Now that 2017 has come and gone, what new developments can we expect in 2018?
My crystal ball doesn’t always get it right. But I like dusting it off at the beginning of the year and having a little fun with it.
There’s no dearth of issues on people’s minds…
Is a crash imminent? What will the new hot technologies be? What industries have lost their luster?
And, of course, what inside tips do I have about getting the most out of your startup investment dollars in 2018?
Here are my five intrepid predictions for 2018…
The Crash Will Continue
It’s not coming. Actually, it’s here already.
What? You hadn’t noticed? With the stock market still going up and cryptocurrency hogging everybody’s attention, this has been about the quietest implosion I’ve ever witnessed. But, believe me, it’s real.
Our friends at PitchBook have been tracking the numbers. Since 2014, the number of early- and seed-stage rounds worldwide has nearly halved, from just over 13,000 to more than 5,000 today. That’s a stunning 56% drop.
What’s going on?
The shift to mobile, cloud and software attracted billions of dollars these past few years, but these aren’t new trends or business models anymore. Suddenly, new ideas aren’t as plentiful or as fresh.
Case in point: The prospect of funding consumer apps no longer excites investors.
The Next Hot Technologies Will Finally Meet Expectations
These include medical and healthcare, smart home, automotive, factory and voice-recognition-related applications.
These technologies were expected to make an impact earlier. But tech problems took longer to resolve than expected. Those are finally getting ironed out.
I personally think medtech is going to explode. The medtech market should be getting a boost from a host of advancing technologies whose time has come. I’m keeping an especially close eye on robotics, wearables and digital health, genomics, and artificial intelligence.
Big Data and Analytics Will Emerge
The last three companies we’ve added to our portfolio (for our paid members only) generate their own proprietary data. Big data, analytics and artificial intelligence will have all kinds of uses – from healthcare to industry to advertising – in the years ahead.
For example, one of the companies we recommended – a business-to-consumer-to-business startup – developed an extremely user-friendly way for companies to survey their customers and provide instant analytics with the results.
Fintech 2.0 Will Continue to Make Inroads
According to TechCrunch, traditional financial technology, or fintech, funding activity has dropped nearly 10% since 2014. This year the drop will be even more pronounced.
That’s because exciting new fintech technology is centered on the blockchain. We think it has immense upside (no secret there for those of you who have read our recent articles). But much of the raising is done outside traditional venture capital channels via initial coin offerings.

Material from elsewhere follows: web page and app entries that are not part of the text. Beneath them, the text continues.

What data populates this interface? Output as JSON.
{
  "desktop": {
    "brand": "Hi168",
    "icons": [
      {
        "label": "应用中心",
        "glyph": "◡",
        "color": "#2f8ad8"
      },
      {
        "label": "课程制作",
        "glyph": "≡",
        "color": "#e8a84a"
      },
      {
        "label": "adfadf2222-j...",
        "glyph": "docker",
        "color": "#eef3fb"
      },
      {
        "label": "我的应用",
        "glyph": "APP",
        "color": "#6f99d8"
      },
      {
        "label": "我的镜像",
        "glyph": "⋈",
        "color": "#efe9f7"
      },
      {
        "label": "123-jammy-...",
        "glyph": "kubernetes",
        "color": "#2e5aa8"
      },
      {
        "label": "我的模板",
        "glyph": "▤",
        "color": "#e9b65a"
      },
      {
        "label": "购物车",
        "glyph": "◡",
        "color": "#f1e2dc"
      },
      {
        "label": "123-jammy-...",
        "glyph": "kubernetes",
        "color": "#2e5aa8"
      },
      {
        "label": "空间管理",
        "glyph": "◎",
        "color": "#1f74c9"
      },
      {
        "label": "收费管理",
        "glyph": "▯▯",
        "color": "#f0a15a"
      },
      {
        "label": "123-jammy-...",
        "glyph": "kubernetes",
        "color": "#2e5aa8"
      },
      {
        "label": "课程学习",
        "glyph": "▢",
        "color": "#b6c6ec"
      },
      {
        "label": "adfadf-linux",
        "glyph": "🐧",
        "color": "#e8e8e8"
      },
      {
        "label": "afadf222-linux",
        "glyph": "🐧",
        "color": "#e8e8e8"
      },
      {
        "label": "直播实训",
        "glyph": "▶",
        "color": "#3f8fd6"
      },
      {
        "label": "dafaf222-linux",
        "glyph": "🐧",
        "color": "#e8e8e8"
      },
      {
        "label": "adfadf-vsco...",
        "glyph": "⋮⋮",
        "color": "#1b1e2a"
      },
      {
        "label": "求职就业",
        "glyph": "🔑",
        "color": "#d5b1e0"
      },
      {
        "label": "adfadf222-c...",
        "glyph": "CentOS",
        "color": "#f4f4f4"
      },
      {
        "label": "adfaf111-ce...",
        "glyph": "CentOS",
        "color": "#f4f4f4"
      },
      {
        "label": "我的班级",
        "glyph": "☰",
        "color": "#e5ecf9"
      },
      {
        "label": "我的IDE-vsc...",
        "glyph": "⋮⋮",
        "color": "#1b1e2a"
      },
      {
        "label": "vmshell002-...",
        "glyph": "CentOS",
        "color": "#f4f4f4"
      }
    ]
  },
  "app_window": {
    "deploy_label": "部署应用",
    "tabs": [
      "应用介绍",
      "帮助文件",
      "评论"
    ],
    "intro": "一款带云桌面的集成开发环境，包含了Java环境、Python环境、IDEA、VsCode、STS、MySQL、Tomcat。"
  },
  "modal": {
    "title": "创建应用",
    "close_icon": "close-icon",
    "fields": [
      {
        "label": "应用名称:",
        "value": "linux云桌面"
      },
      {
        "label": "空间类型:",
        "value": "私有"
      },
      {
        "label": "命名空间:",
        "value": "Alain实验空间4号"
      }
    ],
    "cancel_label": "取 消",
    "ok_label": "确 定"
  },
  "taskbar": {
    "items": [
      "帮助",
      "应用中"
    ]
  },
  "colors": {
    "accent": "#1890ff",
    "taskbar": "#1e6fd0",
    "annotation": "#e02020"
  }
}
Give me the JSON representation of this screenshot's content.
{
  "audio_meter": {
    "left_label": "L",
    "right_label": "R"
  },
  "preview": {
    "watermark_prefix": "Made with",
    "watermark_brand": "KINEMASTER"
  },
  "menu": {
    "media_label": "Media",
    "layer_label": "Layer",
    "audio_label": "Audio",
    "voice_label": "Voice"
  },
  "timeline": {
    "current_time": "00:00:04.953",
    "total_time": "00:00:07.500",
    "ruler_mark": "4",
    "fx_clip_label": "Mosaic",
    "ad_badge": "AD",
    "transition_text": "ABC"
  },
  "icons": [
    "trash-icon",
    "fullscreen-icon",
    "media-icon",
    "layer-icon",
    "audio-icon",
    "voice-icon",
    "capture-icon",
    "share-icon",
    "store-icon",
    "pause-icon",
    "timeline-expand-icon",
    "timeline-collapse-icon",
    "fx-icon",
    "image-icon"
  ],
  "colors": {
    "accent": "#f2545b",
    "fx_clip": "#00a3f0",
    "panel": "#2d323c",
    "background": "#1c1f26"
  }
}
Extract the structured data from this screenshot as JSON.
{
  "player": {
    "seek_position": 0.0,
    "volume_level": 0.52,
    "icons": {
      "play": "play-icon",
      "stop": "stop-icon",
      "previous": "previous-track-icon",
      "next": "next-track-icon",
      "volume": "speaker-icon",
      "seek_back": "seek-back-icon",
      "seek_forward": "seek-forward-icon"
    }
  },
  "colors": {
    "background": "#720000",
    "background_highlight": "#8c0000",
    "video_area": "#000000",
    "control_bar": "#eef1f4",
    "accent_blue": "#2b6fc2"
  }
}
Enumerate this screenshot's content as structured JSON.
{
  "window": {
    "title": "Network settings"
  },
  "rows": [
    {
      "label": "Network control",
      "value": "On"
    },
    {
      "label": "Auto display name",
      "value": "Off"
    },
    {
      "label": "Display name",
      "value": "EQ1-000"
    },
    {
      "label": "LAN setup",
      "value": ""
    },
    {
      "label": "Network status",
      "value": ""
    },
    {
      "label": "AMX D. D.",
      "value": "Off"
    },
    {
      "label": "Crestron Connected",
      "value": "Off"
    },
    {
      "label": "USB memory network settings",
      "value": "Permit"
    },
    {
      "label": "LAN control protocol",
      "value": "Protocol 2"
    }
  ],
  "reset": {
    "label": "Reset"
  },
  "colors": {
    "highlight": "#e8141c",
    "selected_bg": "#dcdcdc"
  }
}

We’ve made a few deeply researched cryptocurrency recommendations to our members that have already scored sizable profits. And we’ve made a couple of “pick and shovel” recommendations that could play a key role in moving blockchain technologies toward mass adoption.
Fewer and Bigger Deals Will Dominate Venture Funding
SoftBank’s Vision Fund is leading the charge, investing huge sums in large established unicorn startups like WeWork, DoorDash and Uber.
With $98 billion to spend, the Vision Fund is the largest technology investment fund ever. Sequoia’s new $5 billion mega-fund pales in comparison. Masayoshi Son, head of SoftBank, said in October that his company could commit as much as $880 billion to tech investments in the coming years!
That’s a lot of money sloshing around startup land. Add the global sovereign wealth funds that are just now looking at startups with serious intent and China’s “PayPal Mafia” equivalent (Alibaba and Tencent, which are spending big money on startups) and it’s hard to imagine the valuations of late-stage startups NOT going through the roof.
And that, my friends, makes the seed and early rounds the places to be.
In the hunt for bigger game, investors are leaving this space – which is all the better for us. When the big money leaves, it drives valuations lower and increases quality and choice for the investors who remain.
More than ever before, there’s no reason to compromise on entry prices. I’m not necessarily looking for incredible bargains. But this year I expect to be overwhelmed by a flood of quality startups raising funds at extremely reasonable valuations. Which means only one thing…
It should be a very good year for early-stage crowdfunding investors.
Co-Founder, Early Investing